A Bernsteinian Analysis of the Integration of Natural Resource Management in the Curriculum of a Rural Disadvantaged School

  • Y Nsubuga
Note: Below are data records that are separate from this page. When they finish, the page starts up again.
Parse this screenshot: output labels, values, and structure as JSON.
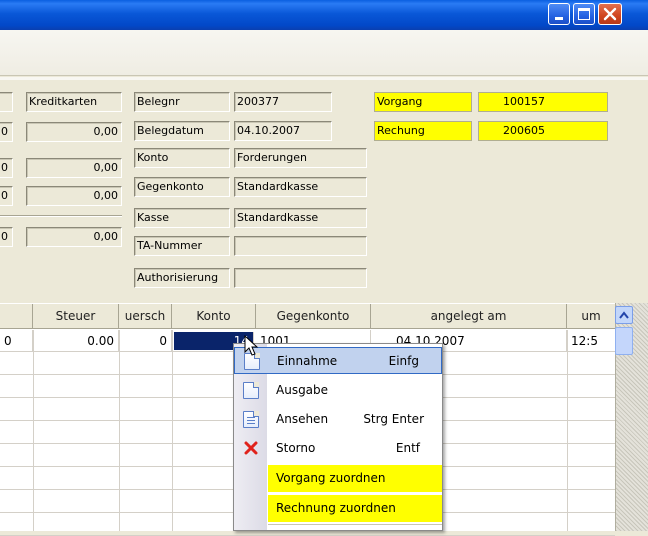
{
  "window": {
    "title": "",
    "buttons": {
      "minimize": "minimize-icon",
      "maximize": "maximize-icon",
      "close": "close-icon"
    }
  },
  "summary": {
    "kreditkarten_label": "Kreditkarten",
    "row_values": [
      "0,00",
      "0,00",
      "0,00",
      "0,00"
    ],
    "left_partial": [
      "0",
      "0",
      "0",
      "0"
    ]
  },
  "beleg": {
    "belegnr_label": "Belegnr",
    "belegnr_value": "200377",
    "belegdatum_label": "Belegdatum",
    "belegdatum_value": "04.10.2007",
    "konto_label": "Konto",
    "konto_value": "Forderungen",
    "gegenkonto_label": "Gegenkonto",
    "gegenkonto_value": "Standardkasse",
    "kasse_label": "Kasse",
    "kasse_value": "Standardkasse",
    "ta_label": "TA-Nummer",
    "ta_value": "",
    "auth_label": "Authorisierung",
    "auth_value": ""
  },
  "links": {
    "vorgang_label": "Vorgang",
    "vorgang_value": "100157",
    "rechnung_label": "Rechung",
    "rechnung_value": "200605",
    "highlight_color": "#ffff00"
  },
  "grid": {
    "columns": [
      "",
      "Steuer",
      "uersch",
      "Konto",
      "Gegenkonto",
      "angelegt am",
      "um"
    ],
    "rows": [
      {
        "c0": "0",
        "steuer": "0.00",
        "uersch": "0",
        "konto": "14",
        "gegenkonto": "1001",
        "angelegt": "04.10.2007",
        "um": "12:5"
      }
    ]
  },
  "context_menu": {
    "items": [
      {
        "label": "Einnahme",
        "shortcut": "Einfg",
        "icon": "new-document-icon"
      },
      {
        "label": "Ausgabe",
        "shortcut": "",
        "icon": "document-icon"
      },
      {
        "label": "Ansehen",
        "shortcut": "Strg Enter",
        "icon": "view-document-icon"
      },
      {
        "label": "Storno",
        "shortcut": "Entf",
        "icon": "cancel-x-icon"
      },
      {
        "label": "Vorgang zuordnen",
        "shortcut": ""
      },
      {
        "label": "Rechnung zuordnen",
        "shortcut": ""
      }
    ]
  }
}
Knowledge integration is one of the key principles that underpin curriculum reform in post-apartheid South Africa. One form of teacher support that has been adopted in South Africa is to provide schools throughout the country with samples of pedagogic texts such as curriculum documents and examination exemplars to act as guidelines to teachers as they implement this new curriculum requirement. In the isolated and under-resourced rural schools of South Africa, these texts are the main form of curriculum guidance to teachers. Hence the knowledge integration principles and messages conveyed within these texts are of crucial importance. One contributory factor to the lack of information on knowledge integration at rural underresourced schools is the lack of simple and effective research tools by which to analyse and compare the extent of knowledge integration within pedagogic texts and classroom practices. This article reports on a Bernstein informed analysis that was carried out on three different Grade 10 Life Sciences pedagogic texts in order to assess the extent to which they integrate natural resource management (NRM). The study involved the construction of two indicator frameworks as the research tools with which the analysis was conducted. Results from the analysis showed that although the official Grade 10 Life Sciences pedagogic texts contained very high levels of NRM integration, this was not the case for the Grade 10 Life Sciences text that was produced at the school level. The study provides useful insight into curriculum recontextualisation at a rural under-resourced school through the lens of NRM integration within the Grade 10 Life Sciences pedagogic texts. Such insight has the potential to contribute to better curriculum design and implementation strategies to service schools. This will hopefully help to narrow the gap that currently exists between the official and enacted curricula.


Journal Identifiers

eISSN: 2411-5959
print ISSN: 1810-0333